Work request: Each line that contains "with" needs to be copied from the listing.

Task input:
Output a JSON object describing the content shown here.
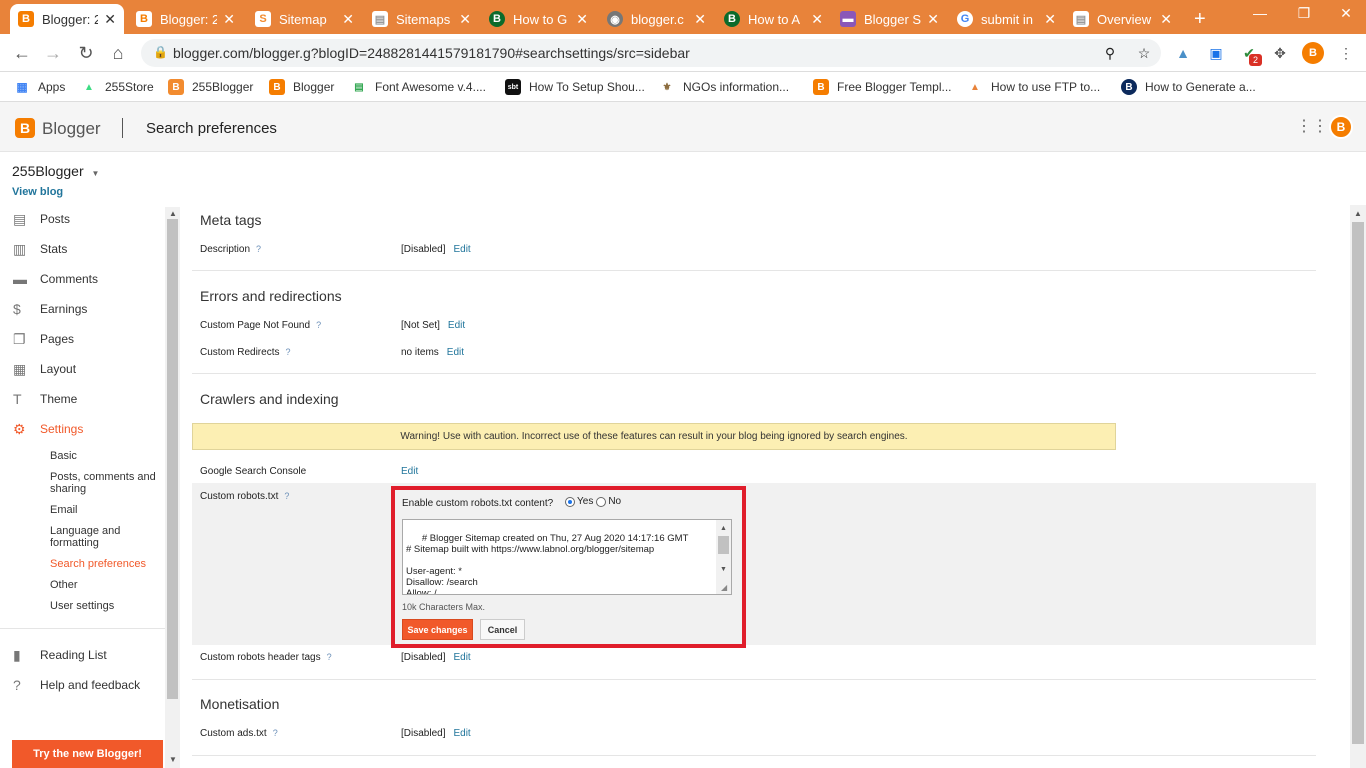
{
  "browser": {
    "tabs": [
      {
        "title": "Blogger: 2",
        "icon": "blogger-icon"
      },
      {
        "title": "Blogger: 2",
        "icon": "blogger-icon"
      },
      {
        "title": "Sitemap",
        "icon": "sitemap-icon"
      },
      {
        "title": "Sitemaps",
        "icon": "sitemap-icon"
      },
      {
        "title": "How to G",
        "icon": "b-logo-icon"
      },
      {
        "title": "blogger.c",
        "icon": "globe-icon"
      },
      {
        "title": "How to A",
        "icon": "b-logo-icon"
      },
      {
        "title": "Blogger S",
        "icon": "purple-icon"
      },
      {
        "title": "submit in",
        "icon": "google-icon"
      },
      {
        "title": "Overview",
        "icon": "doc-icon"
      }
    ],
    "new_tab": "+",
    "url": "blogger.com/blogger.g?blogID=2488281441579181790#searchsettings/src=sidebar",
    "extension_badge": "2",
    "bookmarks": [
      {
        "label": "Apps"
      },
      {
        "label": "255Store"
      },
      {
        "label": "255Blogger"
      },
      {
        "label": "Blogger"
      },
      {
        "label": "Font Awesome v.4...."
      },
      {
        "label": "How To Setup Shou..."
      },
      {
        "label": "NGOs information..."
      },
      {
        "label": "Free Blogger Templ..."
      },
      {
        "label": "How to use FTP to..."
      },
      {
        "label": "How to Generate a..."
      }
    ]
  },
  "app": {
    "brand": "Blogger",
    "page_title": "Search preferences",
    "accent": "#f1592a"
  },
  "sidebar": {
    "blog_name": "255Blogger",
    "view_blog": "View blog",
    "items": [
      {
        "label": "Posts",
        "icon": "posts-icon"
      },
      {
        "label": "Stats",
        "icon": "stats-icon"
      },
      {
        "label": "Comments",
        "icon": "comments-icon"
      },
      {
        "label": "Earnings",
        "icon": "dollar-icon"
      },
      {
        "label": "Pages",
        "icon": "pages-icon"
      },
      {
        "label": "Layout",
        "icon": "layout-icon"
      },
      {
        "label": "Theme",
        "icon": "theme-icon"
      },
      {
        "label": "Settings",
        "icon": "gear-icon"
      }
    ],
    "settings_sub": [
      "Basic",
      "Posts, comments and sharing",
      "Email",
      "Language and formatting",
      "Search preferences",
      "Other",
      "User settings"
    ],
    "reading_list": "Reading List",
    "help": "Help and feedback",
    "try_new": "Try the new Blogger!"
  },
  "main": {
    "meta_tags": {
      "title": "Meta tags",
      "description_label": "Description",
      "description_value": "[Disabled]"
    },
    "errors": {
      "title": "Errors and redirections",
      "not_found_label": "Custom Page Not Found",
      "not_found_value": "[Not Set]",
      "redirects_label": "Custom Redirects",
      "redirects_value": "no items"
    },
    "crawlers": {
      "title": "Crawlers and indexing",
      "warning": "Warning! Use with caution. Incorrect use of these features can result in your blog being ignored by search engines.",
      "gsc_label": "Google Search Console",
      "robots_label": "Custom robots.txt",
      "robots_question": "Enable custom robots.txt content?",
      "yes": "Yes",
      "no": "No",
      "robots_content": "# Blogger Sitemap created on Thu, 27 Aug 2020 14:17:16 GMT\n# Sitemap built with https://www.labnol.org/blogger/sitemap\n\nUser-agent: *\nDisallow: /search\nAllow: /",
      "limit": "10k Characters Max.",
      "save": "Save changes",
      "cancel": "Cancel",
      "header_tags_label": "Custom robots header tags",
      "header_tags_value": "[Disabled]"
    },
    "monetisation": {
      "title": "Monetisation",
      "ads_label": "Custom ads.txt",
      "ads_value": "[Disabled]"
    },
    "edit": "Edit",
    "help_mark": "?"
  }
}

Exercise solution:
      "warning": "Warning! Use with caution. Incorrect use of these features can result in your blog being ignored by search engines.",
      "robots_content": "# Blogger Sitemap created on Thu, 27 Aug 2020 14:17:16 GMT\n# Sitemap built with https://www.labnol.org/blogger/sitemap\n\nUser-agent: *\nDisallow: /search\nAllow: /",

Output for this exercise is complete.